When looking for a tax professional, choose carefully. We recommend that you hire a credentialed tax professional such as Tax Samaritan that is an Enrolled Agent (America’s Tax Experts) that is experienced and knowledgeable about India expat tax. If you are a US taxpayer overseas, we further recommend that you seek a professional who is experienced in expat tax preparation, like Tax Samaritan (most tax professionals have limited to no experience with the unique tax issues of expat taxpayers).
Randall Brody is an enrolled agent, licensed by the US Department of the Treasury to represent taxpayers before the IRS for audits, collections and appeals and experienced with India expat tax. To attain the enrolled agent designation, candidates must demonstrate expertise in taxation, fulfill continuing education credits and adhere to a stringent code of ethics.
Every effort has been taken to provide the most accurate and honest analysis of the tax information provided in this blog. Please use your discretion before making any decisions based on the information provided.
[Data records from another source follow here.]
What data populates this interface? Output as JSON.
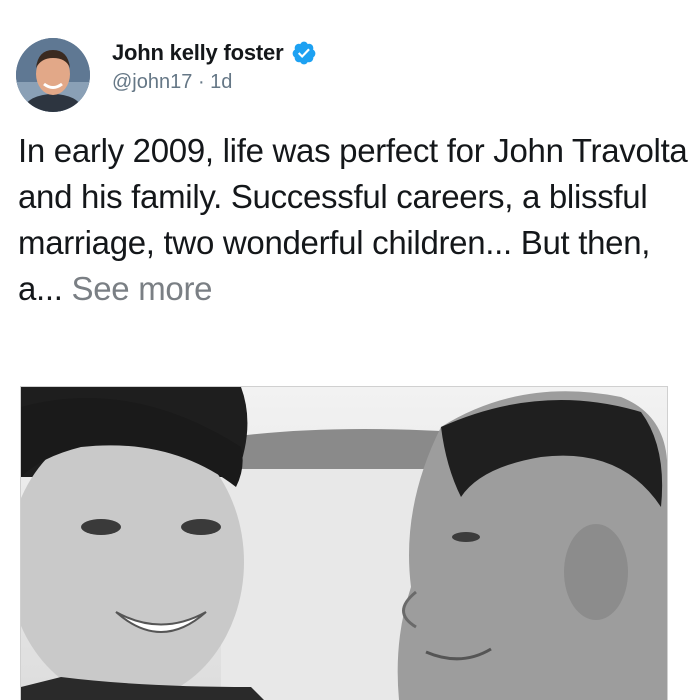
{
  "author": {
    "name": "John kelly foster",
    "handle": "@john17",
    "separator": "·",
    "time": "1d"
  },
  "tweet": {
    "text": "In early 2009, life was perfect for John Travolta and his family. Successful careers, a blissful marriage, two wonderful children... But then, a... ",
    "see_more_label": "See more"
  },
  "icons": {
    "verified": "verified-badge-icon"
  },
  "colors": {
    "verified_blue": "#1da1f2",
    "text": "#14171a",
    "secondary": "#657786",
    "see_more": "#7a7f84"
  }
}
This blog is not intended to be a substitute for seeking professional India expat tax advice based on your individual needs.